A european experience for sure, these cityscapes are marked by that the zones of the hustle and bustle right next to the dead lenses. But how melancholy some of the wings was disrupted, they were not post-war with the assurance that the worst was behind us. The future could only be brighter. Today, the vitality slowly slipped over in the idea that the security that we grew up with is already history. A range of unpleasant days ahead of us.
suddenly is threatened, we are reminded that this was the only reality we had. It doesn't matter if you live near first church was built or a stone's throw from Mosebacke. The changes affect one, in the same way. Out in the country looking at the gnarled äppleträden, which fruit is long-just enough to musts, and wondering how many seasons the bees will return. And in the cities it happens, just as you sneddar over a square you passed a thousand times before, that even the most brutal betongarkitekturens worst excesses fills one with tenderness; a empathy for the actual space of the city.
In may, it is fifteen years since I moved to Stockholm. The first time, I remember above all the horrific moments in late January, and december, when the afternoon turned to evening, and the daughter went lap after lap along the ice skating rink at Medborgarplatsen.
I would have frozen to death there and then, a victim of the siberian gusts, if I do not each time been rescued by friendly strangers. There was a certain kind of older men who always used to come up and after a tentative introduction, ”Chilly today”, without mediation went on to tell a single story. To me, they must have identified as nonresidential, for what they wanted to talk about was always about the neighbourhood transformations. In particular frambesvor the South of the station area, the wild place it had been and so far-reaching.

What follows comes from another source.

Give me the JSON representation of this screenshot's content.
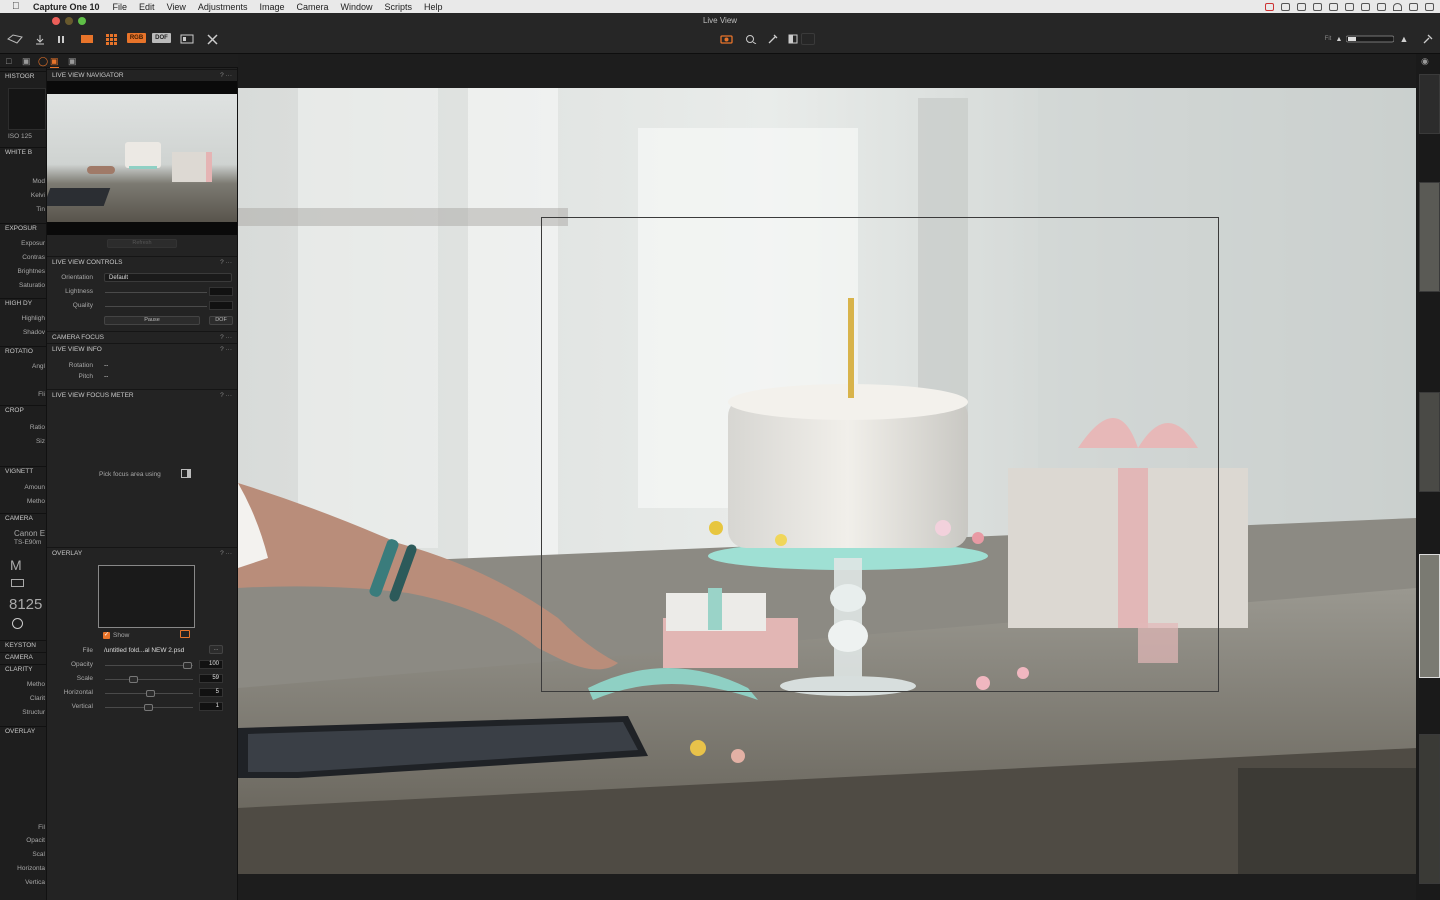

where the impulse to inform a new arrival, during the visible city, there was another map, the whole block, perhaps, that now was gone but lived on in the memory, is also a part of the urban identity. Cities change constantly, and as you age occurs inevitably disparities, our internal street system differs from the stadsplanerarnas, our compasses pointing towards the places younger people can't see.

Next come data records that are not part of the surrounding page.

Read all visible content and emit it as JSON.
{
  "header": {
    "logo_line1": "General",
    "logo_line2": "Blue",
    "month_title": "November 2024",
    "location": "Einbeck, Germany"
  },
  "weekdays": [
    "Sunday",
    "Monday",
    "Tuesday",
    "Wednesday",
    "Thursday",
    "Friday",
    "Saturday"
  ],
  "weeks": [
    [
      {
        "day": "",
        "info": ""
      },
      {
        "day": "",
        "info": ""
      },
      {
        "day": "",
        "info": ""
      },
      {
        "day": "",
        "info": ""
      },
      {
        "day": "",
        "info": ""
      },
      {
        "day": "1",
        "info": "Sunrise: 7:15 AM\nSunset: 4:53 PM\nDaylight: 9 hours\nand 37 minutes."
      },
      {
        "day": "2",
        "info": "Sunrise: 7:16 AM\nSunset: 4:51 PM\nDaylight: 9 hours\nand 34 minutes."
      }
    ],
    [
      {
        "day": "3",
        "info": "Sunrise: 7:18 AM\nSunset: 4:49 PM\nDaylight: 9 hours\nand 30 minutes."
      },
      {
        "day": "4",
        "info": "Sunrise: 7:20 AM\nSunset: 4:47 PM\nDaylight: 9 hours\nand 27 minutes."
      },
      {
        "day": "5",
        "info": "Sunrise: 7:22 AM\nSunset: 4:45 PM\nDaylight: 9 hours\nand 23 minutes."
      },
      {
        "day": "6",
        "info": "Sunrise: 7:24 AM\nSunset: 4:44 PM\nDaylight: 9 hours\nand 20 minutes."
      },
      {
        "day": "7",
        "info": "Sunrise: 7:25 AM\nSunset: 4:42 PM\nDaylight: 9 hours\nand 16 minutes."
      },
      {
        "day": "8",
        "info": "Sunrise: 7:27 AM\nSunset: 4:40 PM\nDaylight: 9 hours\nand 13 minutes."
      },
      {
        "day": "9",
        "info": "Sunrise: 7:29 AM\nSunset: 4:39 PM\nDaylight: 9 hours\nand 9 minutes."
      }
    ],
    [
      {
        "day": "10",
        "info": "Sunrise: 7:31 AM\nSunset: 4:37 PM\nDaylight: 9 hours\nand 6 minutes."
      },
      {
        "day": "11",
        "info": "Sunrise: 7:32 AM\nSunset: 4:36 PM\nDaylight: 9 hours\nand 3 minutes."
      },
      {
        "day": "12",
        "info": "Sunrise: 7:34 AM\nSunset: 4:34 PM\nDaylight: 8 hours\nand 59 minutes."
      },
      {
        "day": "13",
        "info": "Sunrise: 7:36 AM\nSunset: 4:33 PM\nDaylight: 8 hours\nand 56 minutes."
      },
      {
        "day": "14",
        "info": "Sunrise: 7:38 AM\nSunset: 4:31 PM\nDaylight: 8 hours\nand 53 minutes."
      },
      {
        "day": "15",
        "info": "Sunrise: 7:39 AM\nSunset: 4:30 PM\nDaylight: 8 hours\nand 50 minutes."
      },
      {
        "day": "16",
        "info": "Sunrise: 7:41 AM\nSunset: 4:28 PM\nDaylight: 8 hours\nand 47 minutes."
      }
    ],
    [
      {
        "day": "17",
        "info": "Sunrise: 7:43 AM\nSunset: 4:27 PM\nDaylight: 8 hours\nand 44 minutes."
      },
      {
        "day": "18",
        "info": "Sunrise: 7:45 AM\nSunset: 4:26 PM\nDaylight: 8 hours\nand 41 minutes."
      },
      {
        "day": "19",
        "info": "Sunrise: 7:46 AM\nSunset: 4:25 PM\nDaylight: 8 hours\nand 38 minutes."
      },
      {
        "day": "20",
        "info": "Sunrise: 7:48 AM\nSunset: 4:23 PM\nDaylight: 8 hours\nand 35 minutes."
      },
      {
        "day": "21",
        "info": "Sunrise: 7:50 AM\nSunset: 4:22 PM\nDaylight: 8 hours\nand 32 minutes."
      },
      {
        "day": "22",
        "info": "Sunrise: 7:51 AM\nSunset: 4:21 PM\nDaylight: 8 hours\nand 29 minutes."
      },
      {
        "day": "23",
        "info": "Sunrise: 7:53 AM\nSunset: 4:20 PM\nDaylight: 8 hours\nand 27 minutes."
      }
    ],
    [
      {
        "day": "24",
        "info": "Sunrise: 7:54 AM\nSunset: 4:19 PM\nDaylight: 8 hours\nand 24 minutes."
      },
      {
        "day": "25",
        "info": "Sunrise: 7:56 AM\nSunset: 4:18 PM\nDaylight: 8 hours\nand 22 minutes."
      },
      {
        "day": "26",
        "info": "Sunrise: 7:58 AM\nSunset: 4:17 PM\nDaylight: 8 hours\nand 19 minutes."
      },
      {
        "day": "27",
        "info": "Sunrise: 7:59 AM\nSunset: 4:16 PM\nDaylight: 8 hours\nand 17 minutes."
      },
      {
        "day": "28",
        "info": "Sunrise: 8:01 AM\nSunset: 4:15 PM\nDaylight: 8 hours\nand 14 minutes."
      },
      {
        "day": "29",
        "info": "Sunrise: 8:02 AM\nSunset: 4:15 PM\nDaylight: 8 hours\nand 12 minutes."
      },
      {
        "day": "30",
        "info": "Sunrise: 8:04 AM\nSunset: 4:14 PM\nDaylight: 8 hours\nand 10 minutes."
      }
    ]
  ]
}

Maybe it is ourselves we discover when we walk under the arches of Notre-Dame,
The wedges of the present folktribuner than trying to drive in between the country and the city, between the riders and elsparkcyklar, are these experiences common. You don't have to travel further than to The villages to experience the same testimony of all who have disappeared. People stop at the mailbox and pointing out everything that no longer exists, was the bakery low and the village school, where the shoemaker was, and to the fewer rucklet gone in the fork until very recently was the local grocer.
us places where we were. And living a double life where we are moving as much in the past as in the present. Perhaps it was always so. But today, when so much demands our attention, the past can seem more fragile than before, a mirage that appears only sometimes and that we miss when it was gone for a long time. And then we pack the bags and depart to places like Rome and Paris, the eternal cities, where we believe that history will receive us with outstretched arms.

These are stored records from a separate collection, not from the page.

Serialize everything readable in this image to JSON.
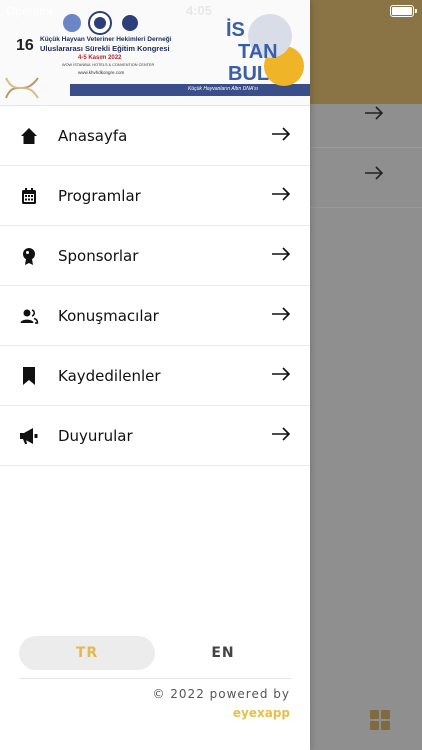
{
  "status_bar": {
    "carrier": "Operator",
    "time": "4:05"
  },
  "banner": {
    "number": "16",
    "line1": "Küçük Hayvan Veteriner Hekimleri Derneği",
    "line2": "Uluslararası Sürekli Eğitim Kongresi",
    "date": "4-5 Kasım 2022",
    "venue": "WOW İSTANBUL HOTELS & CONVENTION CENTER",
    "website": "www.khvhdkongre.com",
    "tagline": "Küçük Hayvanların Altın DNA'sı",
    "city_logo": "İSTANBUL"
  },
  "menu": {
    "items": [
      {
        "label": "Anasayfa",
        "icon": "home-icon"
      },
      {
        "label": "Programlar",
        "icon": "calendar-icon"
      },
      {
        "label": "Sponsorlar",
        "icon": "sponsor-medal-icon"
      },
      {
        "label": "Konuşmacılar",
        "icon": "speakers-icon"
      },
      {
        "label": "Kaydedilenler",
        "icon": "bookmark-icon"
      },
      {
        "label": "Duyurular",
        "icon": "megaphone-icon"
      }
    ]
  },
  "language": {
    "selected": "TR",
    "tr_label": "TR",
    "en_label": "EN"
  },
  "footer": {
    "copyright": "© 2022 powered by",
    "brand": "eyexapp"
  },
  "colors": {
    "accent": "#e7c04a",
    "header_bg": "#8a7446"
  }
}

Perhaps it is ourselves we discover when we walk under the arches of Notre-Dame. And therefore, they need to be rescued from the eldhavet, Christ's crown of thorns, the nails from the cross, the relics of the saint whose name we have forgotten but which affect us in the moment they threaten to disappear.
Read more articles by Jens Christian Brandt here.